I went not only to a Catholic college – until graduate school I attended only Catholic schools. I did not stay a Catholic but I did, apparently, pick up something of the missionary spirit. Perhaps that is what led me to focus as a graduate student in economics on development – that is on the question of why developing countries grow or fail to grow, and why and how their people enjoy or not higher income, better health, more education, greater justice, and more opportunities to participate in the social and political life of their communities and nations.
That focus on development studies made me eligible and pleased to work at the World Bank and then the Inter-American Development Bank for almost 20 years. These are not banks in the traditional profit-making sense but banks that work to reduce global poverty by making loans and providing advice to poor countries. For all the imperfections and failures of these development banks, one thing I can assure you of is that their staff are missionaries of development; they want to see development happen. They want to see the end of poverty in the developing world. They want to eliminate suffering and injustice, get all children in school, see the end of tyranny and conflict – they want a better life for more people everywhere, and they work hard on that mission.
After 20 years at the banks, I wanted to reduce travel and get home on time for dinner most days before my two younger children followed my eldest to college. So I left the banks and took a research position at a think tank. There I was meant to be an expert, ideally widely published and quoted – but not necessarily a missionary in the cause of development.

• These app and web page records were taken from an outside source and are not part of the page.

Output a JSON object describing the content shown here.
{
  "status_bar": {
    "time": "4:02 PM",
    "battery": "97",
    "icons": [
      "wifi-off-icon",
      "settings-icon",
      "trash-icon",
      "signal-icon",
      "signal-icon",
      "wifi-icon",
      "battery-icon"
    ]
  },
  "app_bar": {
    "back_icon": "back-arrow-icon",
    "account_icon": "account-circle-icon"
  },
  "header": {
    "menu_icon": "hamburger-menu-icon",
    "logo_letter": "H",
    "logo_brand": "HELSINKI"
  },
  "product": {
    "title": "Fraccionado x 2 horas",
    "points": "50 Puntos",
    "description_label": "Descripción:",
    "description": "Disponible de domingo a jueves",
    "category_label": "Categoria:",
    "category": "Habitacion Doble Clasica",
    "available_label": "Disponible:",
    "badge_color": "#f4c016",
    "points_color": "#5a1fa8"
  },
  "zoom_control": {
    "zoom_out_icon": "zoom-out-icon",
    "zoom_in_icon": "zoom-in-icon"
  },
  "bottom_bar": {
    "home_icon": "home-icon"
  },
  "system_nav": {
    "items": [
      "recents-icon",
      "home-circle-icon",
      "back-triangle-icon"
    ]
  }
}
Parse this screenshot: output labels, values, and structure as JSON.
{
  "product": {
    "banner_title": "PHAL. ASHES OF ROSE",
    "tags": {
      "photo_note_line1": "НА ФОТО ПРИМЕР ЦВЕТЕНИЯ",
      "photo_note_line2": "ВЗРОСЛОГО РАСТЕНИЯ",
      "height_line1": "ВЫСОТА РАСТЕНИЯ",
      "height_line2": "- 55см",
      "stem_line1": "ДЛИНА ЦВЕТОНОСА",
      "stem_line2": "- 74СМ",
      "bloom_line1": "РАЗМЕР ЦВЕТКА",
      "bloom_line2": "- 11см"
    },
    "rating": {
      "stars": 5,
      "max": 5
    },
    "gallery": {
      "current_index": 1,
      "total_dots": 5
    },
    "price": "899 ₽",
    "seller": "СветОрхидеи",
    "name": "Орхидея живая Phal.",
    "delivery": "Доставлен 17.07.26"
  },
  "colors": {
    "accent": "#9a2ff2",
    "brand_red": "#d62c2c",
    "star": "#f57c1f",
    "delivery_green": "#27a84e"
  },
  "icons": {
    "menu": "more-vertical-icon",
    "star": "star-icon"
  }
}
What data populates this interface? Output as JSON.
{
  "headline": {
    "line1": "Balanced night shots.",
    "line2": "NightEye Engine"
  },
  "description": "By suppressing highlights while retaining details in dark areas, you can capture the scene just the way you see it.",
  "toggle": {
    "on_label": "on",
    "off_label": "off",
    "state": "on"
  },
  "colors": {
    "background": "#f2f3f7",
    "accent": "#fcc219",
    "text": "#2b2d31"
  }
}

Once there I realized I missed having a larger mission.
Then along came a gentleman from Silicon Valley wanting to put many millions of dollars into starting a new and different kind of think tank – not a think tank for the sake of research, but a think tank with a mission – to make a difference in the lives of the world’s poor by bringing independent analysis and evidence to bear on the migration, trade, aid and other policies and practices of the United States and other rich countries, and of the World Bank, the United Nations and other powerful rich world institutions that matter for the world’s poor. And so I became the founding president of the Center for Global Development.
I was lucky (there’s that luck again). Over the years, I landed in good jobs in a field of work that is not only analytically challenging but is morally compelling. I found my mission. I got to be a wonky missionary.
One last reflection. I believe that a mission has to do with bringing your ambitions and talents somehow to the common good. Much of what constitutes the common good in this country is at risk today –environmental protections, applications of science to better health, to our climate crisis, ongoing reforms of the criminal justice system, women’s reproductive rights, African-Americans’ voting rights, Muslims’ freedom to exercise their religion without fear, for all of us to democracy itself. It’s painful for me; I work on global development at a moment when “global” – the idea of making the rest of the world, beyond America, a better place – is out of fashion, in favor of what President Trump calls putting America first.
For many of you, I hope you find a mission – whether here in Baltimore, in this country, or in the world, that has to do with resisting the attitudes and policies here at home that are putting the lives of our own children and grandchildren, and of the world’s children and grandchildren, at risk.
So tomorrow, and in all the days ahead, remember you are lucky – lucky among other reasons to be a graduate of NDMU; and look for and follow your mission -- find your way of working as a modern missionary for the common good, in your community, your city, country or the larger world.
That’s starting tomorrow. Today and tonight: Let us celebrate!
Congratulations to the class of 2017!